Weir surprised the crowd by straightaway pulling out his slide and leading a chilling rendition of “Little Red Rooster,” the Willie Dixon blues standard, often performed by The Grateful Dead. Weir’s vocals boded well for this intimate performance, perhaps rested from the recent Dead & Company stadium summer tour. Next, Kimock stepped over to his fretless slide guitar with a gorgeous resonating tone, to accompany Weir and Friends on the celebrated Grateful Dead ballad, “Stella Blue.” Kimock’s rendition of the timeless Robert Hunter ballad has become somewhat of a signature instrumental for him in not only his own bands but alongside The Other Ones, Phil Lesh & Friends, and RatDog. The biggest surprise of the evening came with a cover of Jesse Stone’s “Don’t Let Go.” Deadheads know every word of this tune, as it was a staple of the Jerry Garcia Band. The jam-vehicle was a captivating alternative take on Weir and Co.’s part. His enunciations and vocal punch were flawlessly executed with impeccable backing vocals coming from Siegel and Lane. The jam unfolded with each player getting a stab at his own individual discoveries. Clearly, the lineup was relishing the reunion of sorts, keeping it loose but purposeful.
The vibes shifted gears with the familiar guitar and drum thematic indicating that “The Other One” was manifesting. The first tune Weir wrote for the Grateful Dead has stayed with him for all these years, in many different twists and turns. Sly Robbie took on some experimental bombs during the opening jam stanza before Bobby delivered the words the whole crowd sang alongside him. After a lengthy passage between verses and ultimate climax, the band simmered the tune down to a halt; as opposed to the more typical segue way to the next tune. What would be the final tune of the night (no stage lighting was installed with a strict 7 pm curfew end) was Bobby’s Sunday-steady “Samson & Delilah.” Convincing vocal-work from Weir egged the boys on harder to play the hell out of the final tune, one that had the entire Sweetwater in the Sun assemblage gleefully swinging and singing. After the final choral proclamation, the undoubtedly abrupt ending was lightened up with Kimock’s good humor (Weir already gracefully ducked offstage), responding sarcastically to a cry for one more song, “are you fucking kidding me?!” The band appeared up to it, but the management affirmed that the show had to end.
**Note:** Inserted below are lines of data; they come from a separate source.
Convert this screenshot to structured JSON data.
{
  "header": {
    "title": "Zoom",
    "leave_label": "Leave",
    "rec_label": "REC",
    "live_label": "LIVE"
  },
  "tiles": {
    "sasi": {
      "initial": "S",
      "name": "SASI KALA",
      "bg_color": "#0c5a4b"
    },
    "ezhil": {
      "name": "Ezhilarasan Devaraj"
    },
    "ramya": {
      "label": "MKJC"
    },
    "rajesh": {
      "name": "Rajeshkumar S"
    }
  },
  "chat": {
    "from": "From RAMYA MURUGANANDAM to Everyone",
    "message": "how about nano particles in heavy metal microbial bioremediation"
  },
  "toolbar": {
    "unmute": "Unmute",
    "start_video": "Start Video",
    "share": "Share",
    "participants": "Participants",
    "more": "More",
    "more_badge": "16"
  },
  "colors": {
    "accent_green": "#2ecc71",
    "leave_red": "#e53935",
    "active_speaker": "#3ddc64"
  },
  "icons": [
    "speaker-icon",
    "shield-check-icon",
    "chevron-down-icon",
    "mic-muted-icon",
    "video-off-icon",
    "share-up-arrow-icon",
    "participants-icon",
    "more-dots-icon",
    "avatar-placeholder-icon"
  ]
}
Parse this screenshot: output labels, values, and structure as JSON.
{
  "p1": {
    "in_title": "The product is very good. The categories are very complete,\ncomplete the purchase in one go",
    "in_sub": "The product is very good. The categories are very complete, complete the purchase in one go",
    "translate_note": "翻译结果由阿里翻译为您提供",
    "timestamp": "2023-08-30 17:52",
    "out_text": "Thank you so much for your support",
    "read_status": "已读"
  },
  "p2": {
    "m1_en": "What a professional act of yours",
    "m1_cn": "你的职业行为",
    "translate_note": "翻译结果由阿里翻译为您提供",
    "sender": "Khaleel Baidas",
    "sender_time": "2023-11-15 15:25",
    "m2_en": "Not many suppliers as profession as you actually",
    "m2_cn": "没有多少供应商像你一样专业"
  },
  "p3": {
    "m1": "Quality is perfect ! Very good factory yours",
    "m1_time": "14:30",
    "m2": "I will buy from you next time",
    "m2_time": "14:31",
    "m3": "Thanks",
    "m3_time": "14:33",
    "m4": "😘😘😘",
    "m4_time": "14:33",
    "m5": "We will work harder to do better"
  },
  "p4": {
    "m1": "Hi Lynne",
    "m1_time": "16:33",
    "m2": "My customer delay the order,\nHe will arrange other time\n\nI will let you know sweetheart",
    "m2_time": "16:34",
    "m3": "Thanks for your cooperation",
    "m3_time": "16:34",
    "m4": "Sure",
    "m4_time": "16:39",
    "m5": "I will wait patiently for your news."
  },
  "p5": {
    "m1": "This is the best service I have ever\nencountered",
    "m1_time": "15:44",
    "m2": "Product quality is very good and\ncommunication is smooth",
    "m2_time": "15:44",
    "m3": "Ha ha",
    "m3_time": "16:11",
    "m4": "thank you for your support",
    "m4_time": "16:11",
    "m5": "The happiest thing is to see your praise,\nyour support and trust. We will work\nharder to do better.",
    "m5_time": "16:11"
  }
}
One could always beg for more, but what happened was plenty to be Grateful for. The scene has boiled down to intimate venue spaces, with both Weir and the other surviving members of Grateful Dead opting for smaller-scale shows. None of us can complain. A very big thanks to Sweetwater family for a fantastic first year for Sweetwater in the Sun, and to Stafford Lake Park for letting us be us.